Plaintiff asserted that this was not mere idle conversation, and that his responsibility was to complete the legal certification. He testified he expected to make $28,000 from the dive business if it was a good, solid and safe operation.

The court found the plaintiff’s inability to work as a dive master did not mean he was unable to work.

There was no guarantee he would have ever worked as a dive master, and there was no evidence that he did not have the capacity to earn income in another area like a dog trainer, which he had been doing.

Because there was no reasonable evidence upon which the jury could predicate its verdict in favor of the plaintiff on these claims, the court reversed on those damage awards also.

COUNTY COURT PROPERLY DENIED THE REQUEST OF THE PREVAILING INSURED FOR A CONTINGENT FEE MULTIPLIER--THE RELEVANT MARKET DID NOT REQUIRE ONE.

Garrison Property & Cas. Co. v. Rohrbacher, 41 Fla. L. Weekly D2609 (Fla. 5th DCA November 18, 2016):

Plaintiff sued the insurer for its denial of his PIP coverage, which resulted in a confession of judgment.

The county court denied the plaintiff’s request for a contingent fee multiplier, but the circuit court reversed. The insurer argued that the relevant market did not require a multiplier because many attorneys took these cases without one.

The difficulty of a case alone cannot overcome the presumption against a multiplier. The court observed its docket and the dockets of trial courts all over central Florida had hundreds, if not thousands, of PIP suits pending at any given time.

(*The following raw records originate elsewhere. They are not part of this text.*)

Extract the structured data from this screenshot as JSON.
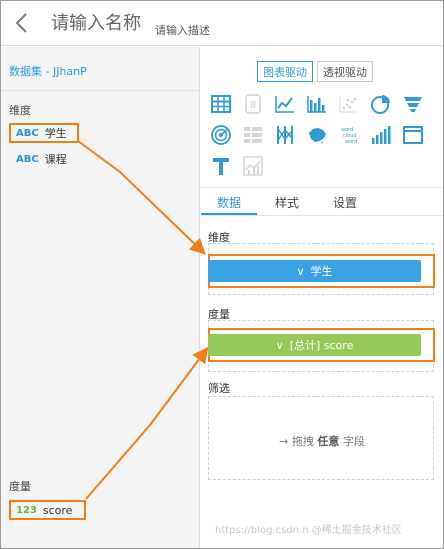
{
  "header": {
    "title_placeholder": "请输入名称",
    "desc_placeholder": "请输入描述"
  },
  "left": {
    "dataset_link": "数据集 - JJhanP",
    "dimension_label": "维度",
    "dimension_fields": [
      {
        "type": "ABC",
        "name": "学生"
      },
      {
        "type": "ABC",
        "name": "课程"
      }
    ],
    "measure_label": "度量",
    "measure_fields": [
      {
        "type": "123",
        "name": "score"
      }
    ]
  },
  "right": {
    "drive_modes": [
      "图表驱动",
      "透视驱动"
    ],
    "chart_icons": [
      "table-icon",
      "number-card-icon",
      "line-chart-icon",
      "bar-chart-icon",
      "scatter-icon",
      "pie-chart-icon",
      "funnel-icon",
      "radar-icon",
      "stacked-bar-icon",
      "parallel-axis-icon",
      "china-map-icon",
      "word-cloud-icon",
      "bar-rank-icon",
      "rich-text-frame-icon",
      "text-icon",
      "waterfall-icon"
    ],
    "word_cloud_text": [
      "word",
      "cloud",
      "word"
    ],
    "tabs": [
      "数据",
      "样式",
      "设置"
    ],
    "dimension_zone": {
      "label": "维度",
      "pill": "学生",
      "pill_icon": "∨"
    },
    "measure_zone": {
      "label": "度量",
      "pill": "[总计] score",
      "pill_icon": "∨"
    },
    "filter_zone": {
      "label": "筛选",
      "arrow": "→",
      "text_before": "拖拽",
      "text_bold": "任意",
      "text_after": "字段"
    }
  },
  "watermark": "https://blog.csdn.n",
  "watermark2": "@稀土掘金技术社区",
  "colors": {
    "accent_blue": "#2e9bd6",
    "pill_blue": "#3aa3e3",
    "pill_green": "#95c95a",
    "highlight": "#f07e1b"
  }
}
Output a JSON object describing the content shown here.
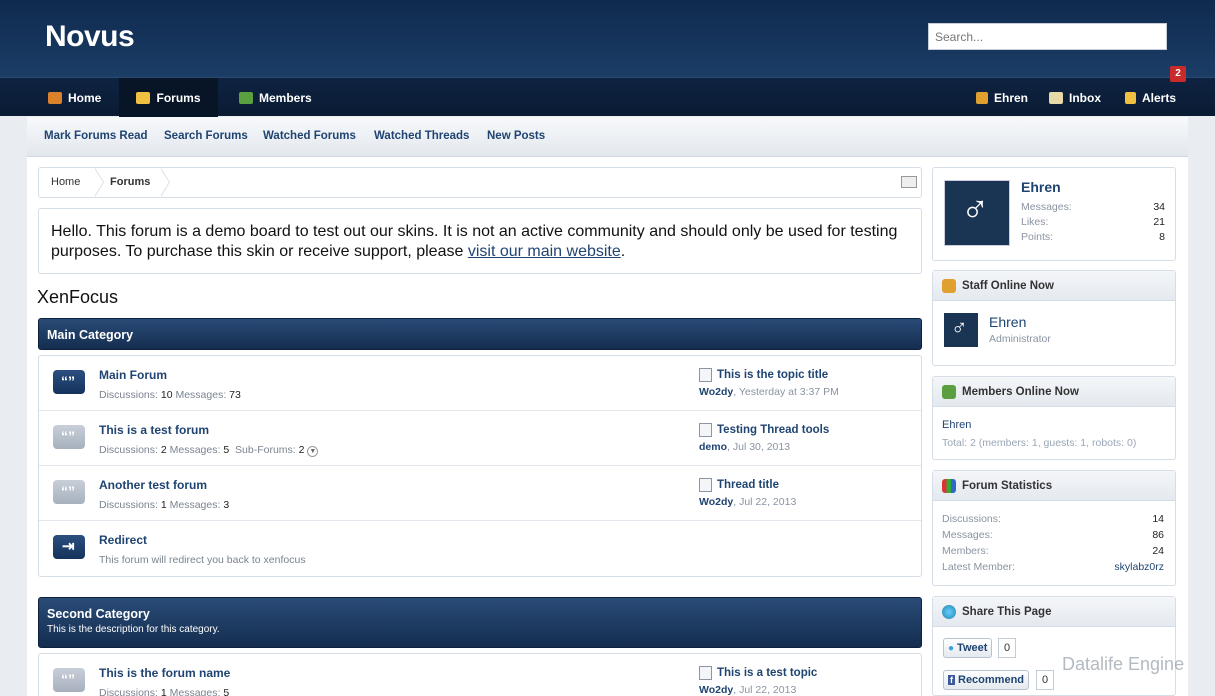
{
  "header": {
    "logo": "Novus",
    "search_placeholder": "Search..."
  },
  "nav": {
    "tabs": [
      {
        "label": "Home",
        "icon": "home-icon"
      },
      {
        "label": "Forums",
        "icon": "forums-icon"
      },
      {
        "label": "Members",
        "icon": "members-icon"
      }
    ],
    "user": "Ehren",
    "inbox": "Inbox",
    "alerts": "Alerts",
    "alerts_badge": "2"
  },
  "subnav": [
    "Mark Forums Read",
    "Search Forums",
    "Watched Forums",
    "Watched Threads",
    "New Posts"
  ],
  "breadcrumb": [
    "Home",
    "Forums"
  ],
  "notice": {
    "text": "Hello. This forum is a demo board to test out our skins. It is not an active community and should only be used for testing purposes. To purchase this skin or receive support, please ",
    "link": "visit our main website",
    "end": "."
  },
  "section_title": "XenFocus",
  "main_category": {
    "title": "Main Category",
    "forums": [
      {
        "name": "Main Forum",
        "discussions_label": "Discussions:",
        "discussions": "10",
        "messages_label": "Messages:",
        "messages": "73",
        "last_title": "This is the topic title",
        "last_user": "Wo2dy",
        "last_date": ", Yesterday at 3:37 PM"
      },
      {
        "name": "This is a test forum",
        "discussions_label": "Discussions:",
        "discussions": "2",
        "messages_label": "Messages:",
        "messages": "5",
        "sub_label": "Sub-Forums:",
        "sub": "2",
        "last_title": "Testing Thread tools",
        "last_user": "demo",
        "last_date": ", Jul 30, 2013"
      },
      {
        "name": "Another test forum",
        "discussions_label": "Discussions:",
        "discussions": "1",
        "messages_label": "Messages:",
        "messages": "3",
        "last_title": "Thread title",
        "last_user": "Wo2dy",
        "last_date": ", Jul 22, 2013"
      },
      {
        "name": "Redirect",
        "desc": "This forum will redirect you back to xenfocus"
      }
    ]
  },
  "second_category": {
    "title": "Second Category",
    "desc": "This is the description for this category.",
    "forums": [
      {
        "name": "This is the forum name",
        "discussions_label": "Discussions:",
        "discussions": "1",
        "messages_label": "Messages:",
        "messages": "5",
        "last_title": "This is a test topic",
        "last_user": "Wo2dy",
        "last_date": ", Jul 22, 2013"
      }
    ]
  },
  "sidebar": {
    "profile": {
      "name": "Ehren",
      "stats": [
        {
          "k": "Messages:",
          "v": "34"
        },
        {
          "k": "Likes:",
          "v": "21"
        },
        {
          "k": "Points:",
          "v": "8"
        }
      ]
    },
    "staff": {
      "title": "Staff Online Now",
      "name": "Ehren",
      "role": "Administrator"
    },
    "members_online": {
      "title": "Members Online Now",
      "name": "Ehren",
      "total": "Total: 2 (members: 1, guests: 1, robots: 0)"
    },
    "stats": {
      "title": "Forum Statistics",
      "rows": [
        {
          "k": "Discussions:",
          "v": "14"
        },
        {
          "k": "Messages:",
          "v": "86"
        },
        {
          "k": "Members:",
          "v": "24"
        },
        {
          "k": "Latest Member:",
          "v": "skylabz0rz"
        }
      ]
    },
    "share": {
      "title": "Share This Page",
      "tweet": "Tweet",
      "tweet_count": "0",
      "recommend": "Recommend",
      "recommend_count": "0"
    }
  },
  "watermark": "Datalife Engine",
  "colors": {
    "header": "#1b3d66",
    "link": "#1f4471",
    "badge": "#c92a2a"
  }
}
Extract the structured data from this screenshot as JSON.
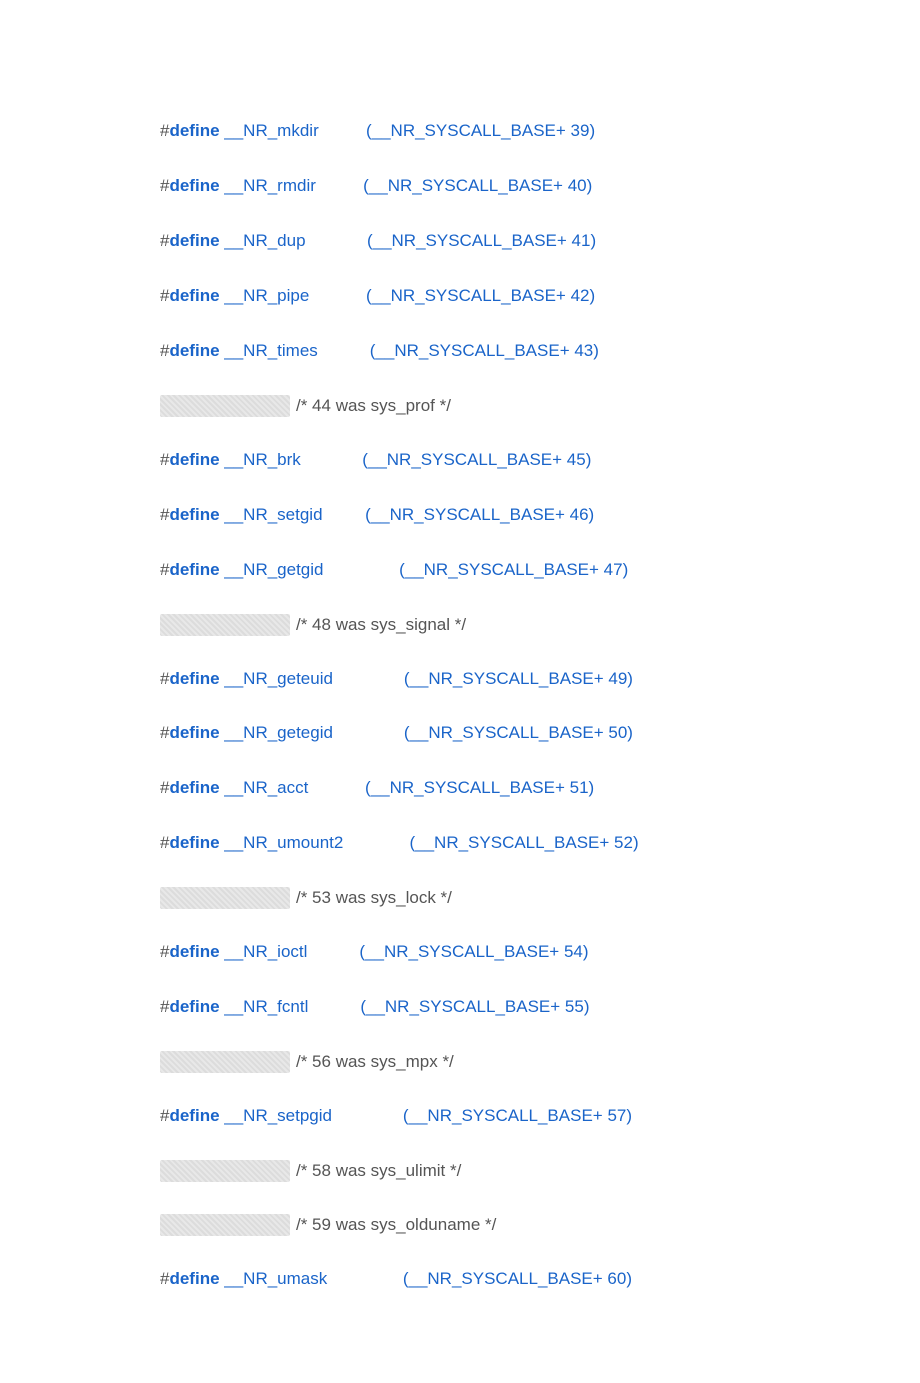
{
  "lines": [
    {
      "type": "define",
      "hash": "#",
      "keyword": "define",
      "name": " __NR_mkdir",
      "expr": "(__NR_SYSCALL_BASE+ 39)",
      "gap": "          "
    },
    {
      "type": "define",
      "hash": "#",
      "keyword": "define",
      "name": " __NR_rmdir",
      "expr": "(__NR_SYSCALL_BASE+ 40)",
      "gap": "          "
    },
    {
      "type": "define",
      "hash": "#",
      "keyword": "define",
      "name": " __NR_dup",
      "expr": "(__NR_SYSCALL_BASE+ 41)",
      "gap": "             "
    },
    {
      "type": "define",
      "hash": "#",
      "keyword": "define",
      "name": " __NR_pipe",
      "expr": "(__NR_SYSCALL_BASE+ 42)",
      "gap": "            "
    },
    {
      "type": "define",
      "hash": "#",
      "keyword": "define",
      "name": " __NR_times",
      "expr": "(__NR_SYSCALL_BASE+ 43)",
      "gap": "           "
    },
    {
      "type": "comment",
      "text": "/* 44 was sys_prof */"
    },
    {
      "type": "define",
      "hash": "#",
      "keyword": "define",
      "name": " __NR_brk",
      "expr": "(__NR_SYSCALL_BASE+ 45)",
      "gap": "             "
    },
    {
      "type": "define",
      "hash": "#",
      "keyword": "define",
      "name": " __NR_setgid",
      "expr": "(__NR_SYSCALL_BASE+ 46)",
      "gap": "         "
    },
    {
      "type": "define",
      "hash": "#",
      "keyword": "define",
      "name": " __NR_getgid",
      "expr": "(__NR_SYSCALL_BASE+ 47)",
      "gap": "                "
    },
    {
      "type": "comment",
      "text": "/* 48 was sys_signal */"
    },
    {
      "type": "define",
      "hash": "#",
      "keyword": "define",
      "name": " __NR_geteuid",
      "expr": "(__NR_SYSCALL_BASE+ 49)",
      "gap": "               "
    },
    {
      "type": "define",
      "hash": "#",
      "keyword": "define",
      "name": " __NR_getegid",
      "expr": "(__NR_SYSCALL_BASE+ 50)",
      "gap": "               "
    },
    {
      "type": "define",
      "hash": "#",
      "keyword": "define",
      "name": " __NR_acct",
      "expr": "(__NR_SYSCALL_BASE+ 51)",
      "gap": "            "
    },
    {
      "type": "define",
      "hash": "#",
      "keyword": "define",
      "name": " __NR_umount2",
      "expr": "(__NR_SYSCALL_BASE+ 52)",
      "gap": "              "
    },
    {
      "type": "comment",
      "text": "/* 53 was sys_lock */"
    },
    {
      "type": "define",
      "hash": "#",
      "keyword": "define",
      "name": " __NR_ioctl",
      "expr": "(__NR_SYSCALL_BASE+ 54)",
      "gap": "           "
    },
    {
      "type": "define",
      "hash": "#",
      "keyword": "define",
      "name": " __NR_fcntl",
      "expr": "(__NR_SYSCALL_BASE+ 55)",
      "gap": "           "
    },
    {
      "type": "comment",
      "text": "/* 56 was sys_mpx */"
    },
    {
      "type": "define",
      "hash": "#",
      "keyword": "define",
      "name": " __NR_setpgid",
      "expr": "(__NR_SYSCALL_BASE+ 57)",
      "gap": "               "
    },
    {
      "type": "comment",
      "text": "/* 58 was sys_ulimit */"
    },
    {
      "type": "comment",
      "text": "/* 59 was sys_olduname */"
    },
    {
      "type": "define",
      "hash": "#",
      "keyword": "define",
      "name": " __NR_umask",
      "expr": "(__NR_SYSCALL_BASE+ 60)",
      "gap": "                "
    }
  ]
}
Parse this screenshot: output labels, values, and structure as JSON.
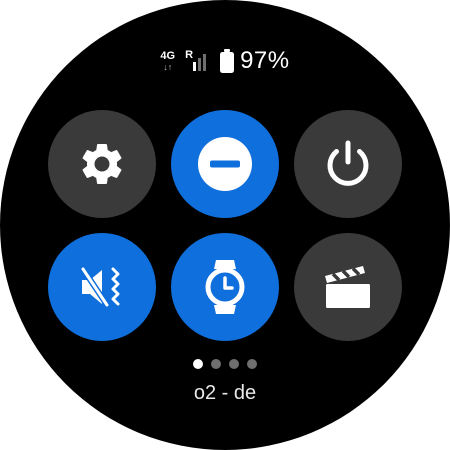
{
  "status": {
    "network_type": "4G",
    "network_arrows": "↓↑",
    "roaming": "R",
    "battery_percent": "97%"
  },
  "tiles": [
    {
      "icon": "gear-icon",
      "state": "off"
    },
    {
      "icon": "do-not-disturb-icon",
      "state": "on"
    },
    {
      "icon": "power-icon",
      "state": "off"
    },
    {
      "icon": "vibrate-mute-icon",
      "state": "on"
    },
    {
      "icon": "watch-face-icon",
      "state": "on"
    },
    {
      "icon": "clapperboard-icon",
      "state": "off"
    }
  ],
  "pager": {
    "count": 4,
    "active": 1
  },
  "carrier": "o2 - de",
  "colors": {
    "accent": "#0f6fdc",
    "tile_off": "#3a3a3a",
    "background": "#000000"
  }
}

This suggests that few insureds have difficulty in obtaining competent counsel to represent them.

Because the county court did not abuse its discretion in declining to award a multiplier, the circuit court erred in reversing the county court.